• [Exercise aim]
With pictures left out, set down every record word for word.

• [Extracted entries]
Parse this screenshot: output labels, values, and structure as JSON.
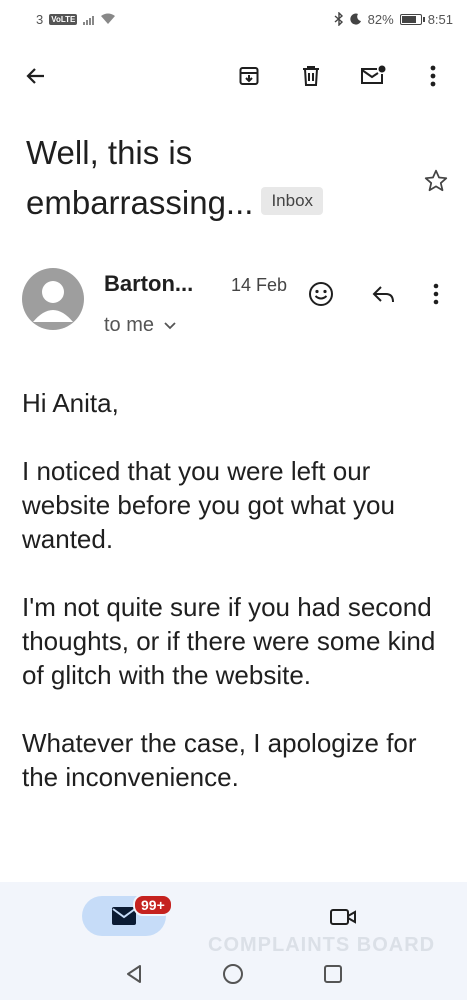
{
  "status_bar": {
    "network_badge": "VoLTE",
    "sim": "3",
    "battery": "82%",
    "battery_level": 0.82,
    "time": "8:51"
  },
  "app_bar": {
    "icons": [
      "back-arrow-icon",
      "archive-icon",
      "delete-icon",
      "mark-unread-icon",
      "more-vert-icon"
    ]
  },
  "email": {
    "subject_line1": "Well, this is",
    "subject_line2": "embarrassing...",
    "label_chip": "Inbox",
    "sender_name": "Barton...",
    "date": "14 Feb",
    "recipient": "to me",
    "body": [
      "Hi Anita,",
      "I noticed that you were left our website before you got what you wanted.",
      "I'm not quite sure if you had second thoughts, or if there were some kind of glitch with the website.",
      "Whatever the case, I apologize for the inconvenience."
    ]
  },
  "bottom_nav": {
    "mail_badge": "99+",
    "watermark": "COMPLAINTS BOARD"
  },
  "colors": {
    "nav_background": "#f2f5fb",
    "active_pill": "#c6dcf8",
    "badge": "#c5221f",
    "avatar": "#9e9e9e"
  }
}
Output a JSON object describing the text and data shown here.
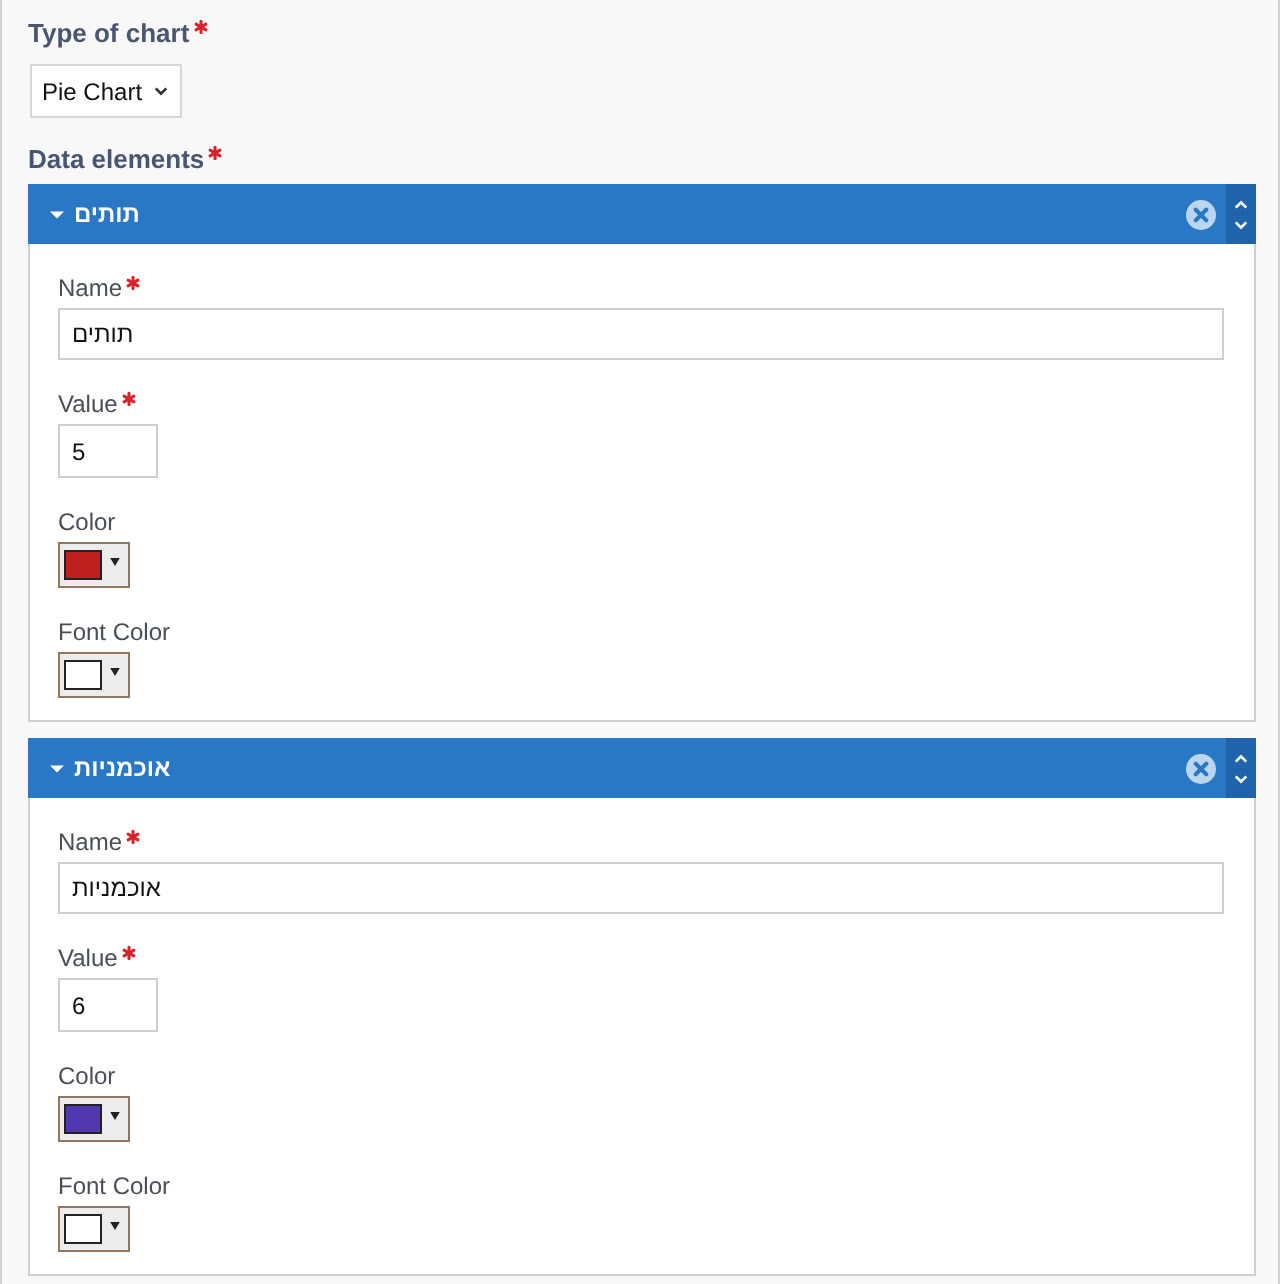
{
  "chart_type": {
    "label": "Type of chart",
    "required": true,
    "value": "Pie Chart"
  },
  "data_elements": {
    "label": "Data elements",
    "required": true,
    "items": [
      {
        "title": "תותים",
        "expanded": true,
        "fields": [
          {
            "kind": "text",
            "label": "Name",
            "required": true,
            "value": "תותים"
          },
          {
            "kind": "number",
            "label": "Value",
            "required": true,
            "value": "5"
          },
          {
            "kind": "color",
            "label": "Color",
            "required": false,
            "color": "#c0201f"
          },
          {
            "kind": "color",
            "label": "Font Color",
            "required": false,
            "color": "#ffffff"
          }
        ]
      },
      {
        "title": "אוכמניות",
        "expanded": true,
        "fields": [
          {
            "kind": "text",
            "label": "Name",
            "required": true,
            "value": "אוכמניות"
          },
          {
            "kind": "number",
            "label": "Value",
            "required": true,
            "value": "6"
          },
          {
            "kind": "color",
            "label": "Color",
            "required": false,
            "color": "#5138b0"
          },
          {
            "kind": "color",
            "label": "Font Color",
            "required": false,
            "color": "#ffffff"
          }
        ]
      }
    ]
  }
}
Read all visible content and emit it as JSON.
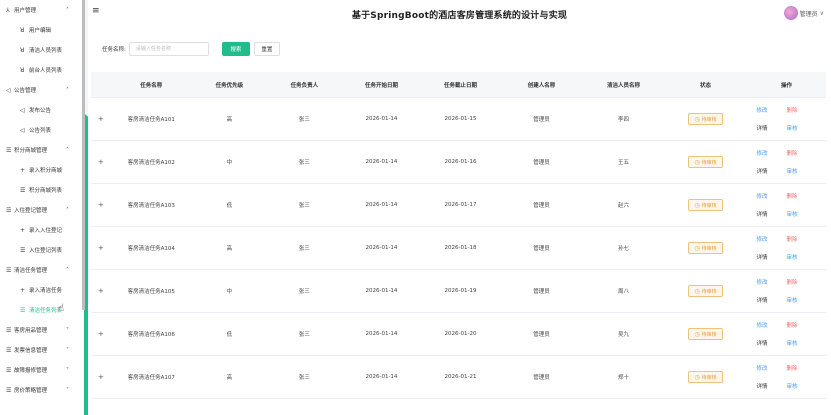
{
  "app": {
    "title": "基于SpringBoot的酒店客房管理系统的设计与实现",
    "user_name": "管理员"
  },
  "sidebar": {
    "groups": [
      {
        "label": "用户管理",
        "icon": "user-group-icon",
        "expanded": true,
        "items": [
          {
            "label": "用户编辑",
            "icon": "person-icon"
          },
          {
            "label": "清洁人员列表",
            "icon": "person-icon"
          },
          {
            "label": "前台人员列表",
            "icon": "person-icon"
          }
        ]
      },
      {
        "label": "公告管理",
        "icon": "speaker-icon",
        "expanded": true,
        "items": [
          {
            "label": "发布公告",
            "icon": "send-icon"
          },
          {
            "label": "公告列表",
            "icon": "speaker-icon"
          }
        ]
      },
      {
        "label": "积分商城管理",
        "icon": "list-icon",
        "expanded": true,
        "items": [
          {
            "label": "录入积分商城",
            "icon": "plus-icon"
          },
          {
            "label": "积分商城列表",
            "icon": "list-icon"
          }
        ]
      },
      {
        "label": "入住登记管理",
        "icon": "list-icon",
        "expanded": true,
        "items": [
          {
            "label": "录入入住登记",
            "icon": "plus-icon"
          },
          {
            "label": "入住登记列表",
            "icon": "list-icon"
          }
        ]
      },
      {
        "label": "清洁任务管理",
        "icon": "list-icon",
        "expanded": true,
        "items": [
          {
            "label": "录入清洁任务",
            "icon": "plus-icon"
          },
          {
            "label": "清洁任务列表",
            "icon": "list-icon",
            "active": true
          }
        ]
      },
      {
        "label": "客房用品管理",
        "icon": "list-icon",
        "expanded": false,
        "items": []
      },
      {
        "label": "发票信息管理",
        "icon": "list-icon",
        "expanded": false,
        "items": []
      },
      {
        "label": "故障报修管理",
        "icon": "list-icon",
        "expanded": false,
        "items": []
      },
      {
        "label": "房价策略管理",
        "icon": "list-icon",
        "expanded": false,
        "items": []
      }
    ]
  },
  "search": {
    "label": "任务名称:",
    "placeholder": "请输入任务名称",
    "search_button": "搜索",
    "reset_button": "重置"
  },
  "table": {
    "columns": [
      "任务名称",
      "任务优先级",
      "任务负责人",
      "任务开始日期",
      "任务截止日期",
      "创建人名称",
      "清洁人员名称",
      "状态",
      "操作"
    ],
    "rows": [
      {
        "name": "客房清洁任务A101",
        "priority": "高",
        "owner": "张三",
        "start": "2026-01-14",
        "end": "2026-01-15",
        "creator": "管理员",
        "cleaner": "李四",
        "status": "待审核"
      },
      {
        "name": "客房清洁任务A102",
        "priority": "中",
        "owner": "张三",
        "start": "2026-01-14",
        "end": "2026-01-16",
        "creator": "管理员",
        "cleaner": "王五",
        "status": "待审核"
      },
      {
        "name": "客房清洁任务A103",
        "priority": "低",
        "owner": "张三",
        "start": "2026-01-14",
        "end": "2026-01-17",
        "creator": "管理员",
        "cleaner": "赵六",
        "status": "待审核"
      },
      {
        "name": "客房清洁任务A104",
        "priority": "高",
        "owner": "张三",
        "start": "2026-01-14",
        "end": "2026-01-18",
        "creator": "管理员",
        "cleaner": "孙七",
        "status": "待审核"
      },
      {
        "name": "客房清洁任务A105",
        "priority": "中",
        "owner": "张三",
        "start": "2026-01-14",
        "end": "2026-01-19",
        "creator": "管理员",
        "cleaner": "周八",
        "status": "待审核"
      },
      {
        "name": "客房清洁任务A106",
        "priority": "低",
        "owner": "张三",
        "start": "2026-01-14",
        "end": "2026-01-20",
        "creator": "管理员",
        "cleaner": "吴九",
        "status": "待审核"
      },
      {
        "name": "客房清洁任务A107",
        "priority": "高",
        "owner": "张三",
        "start": "2026-01-14",
        "end": "2026-01-21",
        "creator": "管理员",
        "cleaner": "郑十",
        "status": "待审核"
      }
    ],
    "ops": {
      "edit": "修改",
      "delete": "删除",
      "detail": "详情",
      "review": "审核"
    }
  },
  "colors": {
    "accent": "#1fbd8c",
    "warning": "#e6a23c",
    "link": "#409eff",
    "danger": "#f56c6c"
  }
}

• [Reply]
Parse this screenshot: output labels, values, and structure as JSON.
{
  "status_bar": {
    "network_badge": "VoLTE",
    "sim": "3",
    "battery": "82%",
    "battery_level": 0.82,
    "time": "8:51"
  },
  "app_bar": {
    "icons": [
      "back-arrow-icon",
      "archive-icon",
      "delete-icon",
      "mark-unread-icon",
      "more-vert-icon"
    ]
  },
  "email": {
    "subject_line1": "Well, this is",
    "subject_line2": "embarrassing...",
    "label_chip": "Inbox",
    "sender_name": "Barton...",
    "date": "14 Feb",
    "recipient": "to me",
    "body": [
      "Hi Anita,",
      "I noticed that you were left our website before you got what you wanted.",
      "I'm not quite sure if you had second thoughts, or if there were some kind of glitch with the website.",
      "Whatever the case, I apologize for the inconvenience."
    ]
  },
  "bottom_nav": {
    "mail_badge": "99+",
    "watermark": "COMPLAINTS BOARD"
  },
  "colors": {
    "nav_background": "#f2f5fb",
    "active_pill": "#c6dcf8",
    "badge": "#c5221f",
    "avatar": "#9e9e9e"
  }
}
Output a JSON object describing the text and data shown here.
{
  "chart_type": {
    "label": "Type of chart",
    "required": true,
    "value": "Pie Chart"
  },
  "data_elements": {
    "label": "Data elements",
    "required": true,
    "items": [
      {
        "title": "תותים",
        "expanded": true,
        "fields": [
          {
            "kind": "text",
            "label": "Name",
            "required": true,
            "value": "תותים"
          },
          {
            "kind": "number",
            "label": "Value",
            "required": true,
            "value": "5"
          },
          {
            "kind": "color",
            "label": "Color",
            "required": false,
            "color": "#c0201f"
          },
          {
            "kind": "color",
            "label": "Font Color",
            "required": false,
            "color": "#ffffff"
          }
        ]
      },
      {
        "title": "אוכמניות",
        "expanded": true,
        "fields": [
          {
            "kind": "text",
            "label": "Name",
            "required": true,
            "value": "אוכמניות"
          },
          {
            "kind": "number",
            "label": "Value",
            "required": true,
            "value": "6"
          },
          {
            "kind": "color",
            "label": "Color",
            "required": false,
            "color": "#5138b0"
          },
          {
            "kind": "color",
            "label": "Font Color",
            "required": false,
            "color": "#ffffff"
          }
        ]
      }
    ]
  }
}
Read all visible content and emit it as JSON.
{
  "app": {
    "title": "基于SpringBoot的酒店客房管理系统的设计与实现",
    "user_name": "管理员"
  },
  "sidebar": {
    "groups": [
      {
        "label": "用户管理",
        "icon": "user-group-icon",
        "expanded": true,
        "items": [
          {
            "label": "用户编辑",
            "icon": "person-icon"
          },
          {
            "label": "清洁人员列表",
            "icon": "person-icon"
          },
          {
            "label": "前台人员列表",
            "icon": "person-icon"
          }
        ]
      },
      {
        "label": "公告管理",
        "icon": "speaker-icon",
        "expanded": true,
        "items": [
          {
            "label": "发布公告",
            "icon": "send-icon"
          },
          {
            "label": "公告列表",
            "icon": "speaker-icon"
          }
        ]
      },
      {
        "label": "积分商城管理",
        "icon": "list-icon",
        "expanded": true,
        "items": [
          {
            "label": "录入积分商城",
            "icon": "plus-icon"
          },
          {
            "label": "积分商城列表",
            "icon": "list-icon"
          }
        ]
      },
      {
        "label": "入住登记管理",
        "icon": "list-icon",
        "expanded": true,
        "items": [
          {
            "label": "录入入住登记",
            "icon": "plus-icon"
          },
          {
            "label": "入住登记列表",
            "icon": "list-icon"
          }
        ]
      },
      {
        "label": "清洁任务管理",
        "icon": "list-icon",
        "expanded": true,
        "items": [
          {
            "label": "录入清洁任务",
            "icon": "plus-icon"
          },
          {
            "label": "清洁任务列表",
            "icon": "list-icon",
            "active": true
          }
        ]
      },
      {
        "label": "客房用品管理",
        "icon": "list-icon",
        "expanded": false,
        "items": []
      },
      {
        "label": "发票信息管理",
        "icon": "list-icon",
        "expanded": false,
        "items": []
      },
      {
        "label": "故障报修管理",
        "icon": "list-icon",
        "expanded": false,
        "items": []
      },
      {
        "label": "房价策略管理",
        "icon": "list-icon",
        "expanded": false,
        "items": []
      }
    ]
  },
  "search": {
    "label": "任务名称:",
    "placeholder": "请输入任务名称",
    "search_button": "搜索",
    "reset_button": "重置"
  },
  "table": {
    "columns": [
      "任务名称",
      "任务优先级",
      "任务负责人",
      "任务开始日期",
      "任务截止日期",
      "创建人名称",
      "清洁人员名称",
      "状态",
      "操作"
    ],
    "rows": [
      {
        "name": "客房清洁任务A101",
        "priority": "高",
        "owner": "张三",
        "start": "2026-01-14",
        "end": "2026-01-15",
        "creator": "管理员",
        "cleaner": "李四",
        "status": "待审核"
      },
      {
        "name": "客房清洁任务A102",
        "priority": "中",
        "owner": "张三",
        "start": "2026-01-14",
        "end": "2026-01-16",
        "creator": "管理员",
        "cleaner": "王五",
        "status": "待审核"
      },
      {
        "name": "客房清洁任务A103",
        "priority": "低",
        "owner": "张三",
        "start": "2026-01-14",
        "end": "2026-01-17",
        "creator": "管理员",
        "cleaner": "赵六",
        "status": "待审核"
      },
      {
        "name": "客房清洁任务A104",
        "priority": "高",
        "owner": "张三",
        "start": "2026-01-14",
        "end": "2026-01-18",
        "creator": "管理员",
        "cleaner": "孙七",
        "status": "待审核"
      },
      {
        "name": "客房清洁任务A105",
        "priority": "中",
        "owner": "张三",
        "start": "2026-01-14",
        "end": "2026-01-19",
        "creator": "管理员",
        "cleaner": "周八",
        "status": "待审核"
      },
      {
        "name": "客房清洁任务A106",
        "priority": "低",
        "owner": "张三",
        "start": "2026-01-14",
        "end": "2026-01-20",
        "creator": "管理员",
        "cleaner": "吴九",
        "status": "待审核"
      },
      {
        "name": "客房清洁任务A107",
        "priority": "高",
        "owner": "张三",
        "start": "2026-01-14",
        "end": "2026-01-21",
        "creator": "管理员",
        "cleaner": "郑十",
        "status": "待审核"
      }
    ],
    "ops": {
      "edit": "修改",
      "delete": "删除",
      "detail": "详情",
      "review": "审核"
    }
  },
  "colors": {
    "accent": "#1fbd8c",
    "warning": "#e6a23c",
    "link": "#409eff",
    "danger": "#f56c6c"
  }
}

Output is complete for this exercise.